◆ **Task instructions**:
Each record below should appear again exactly as written.
--- START ---
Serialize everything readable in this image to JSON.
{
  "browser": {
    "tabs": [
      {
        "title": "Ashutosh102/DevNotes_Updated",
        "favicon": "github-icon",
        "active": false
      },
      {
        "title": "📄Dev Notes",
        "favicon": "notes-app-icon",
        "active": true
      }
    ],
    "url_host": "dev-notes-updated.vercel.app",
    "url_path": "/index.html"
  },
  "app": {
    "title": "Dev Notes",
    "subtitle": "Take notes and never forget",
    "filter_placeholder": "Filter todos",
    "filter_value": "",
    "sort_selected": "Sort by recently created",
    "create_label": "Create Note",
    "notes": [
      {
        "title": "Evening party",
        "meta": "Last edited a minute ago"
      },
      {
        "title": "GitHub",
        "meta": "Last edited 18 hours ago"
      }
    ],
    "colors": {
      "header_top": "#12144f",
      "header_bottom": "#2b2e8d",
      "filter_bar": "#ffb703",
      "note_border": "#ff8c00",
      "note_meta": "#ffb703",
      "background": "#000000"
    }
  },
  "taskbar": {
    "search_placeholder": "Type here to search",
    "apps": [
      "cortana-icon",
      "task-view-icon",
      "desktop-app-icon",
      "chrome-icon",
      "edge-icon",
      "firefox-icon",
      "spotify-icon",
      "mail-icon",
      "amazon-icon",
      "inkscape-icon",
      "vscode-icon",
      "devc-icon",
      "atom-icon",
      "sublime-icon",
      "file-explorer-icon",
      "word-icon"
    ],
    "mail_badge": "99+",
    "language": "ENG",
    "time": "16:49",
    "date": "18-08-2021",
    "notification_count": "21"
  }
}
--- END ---
◆ **Exercise response**:
Serialize everything readable in this image to JSON.
{
  "browser": {
    "tabs": [
      {
        "title": "Ashutosh102/DevNotes_Updated",
        "favicon": "github-icon",
        "active": false
      },
      {
        "title": "📄Dev Notes",
        "favicon": "notes-app-icon",
        "active": true
      }
    ],
    "url_host": "dev-notes-updated.vercel.app",
    "url_path": "/index.html"
  },
  "app": {
    "title": "Dev Notes",
    "subtitle": "Take notes and never forget",
    "filter_placeholder": "Filter todos",
    "filter_value": "",
    "sort_selected": "Sort by recently created",
    "create_label": "Create Note",
    "notes": [
      {
        "title": "Evening party",
        "meta": "Last edited a minute ago"
      },
      {
        "title": "GitHub",
        "meta": "Last edited 18 hours ago"
      }
    ],
    "colors": {
      "header_top": "#12144f",
      "header_bottom": "#2b2e8d",
      "filter_bar": "#ffb703",
      "note_border": "#ff8c00",
      "note_meta": "#ffb703",
      "background": "#000000"
    }
  },
  "taskbar": {
    "search_placeholder": "Type here to search",
    "apps": [
      "cortana-icon",
      "task-view-icon",
      "desktop-app-icon",
      "chrome-icon",
      "edge-icon",
      "firefox-icon",
      "spotify-icon",
      "mail-icon",
      "amazon-icon",
      "inkscape-icon",
      "vscode-icon",
      "devc-icon",
      "atom-icon",
      "sublime-icon",
      "file-explorer-icon",
      "word-icon"
    ],
    "mail_badge": "99+",
    "language": "ENG",
    "time": "16:49",
    "date": "18-08-2021",
    "notification_count": "21"
  }
}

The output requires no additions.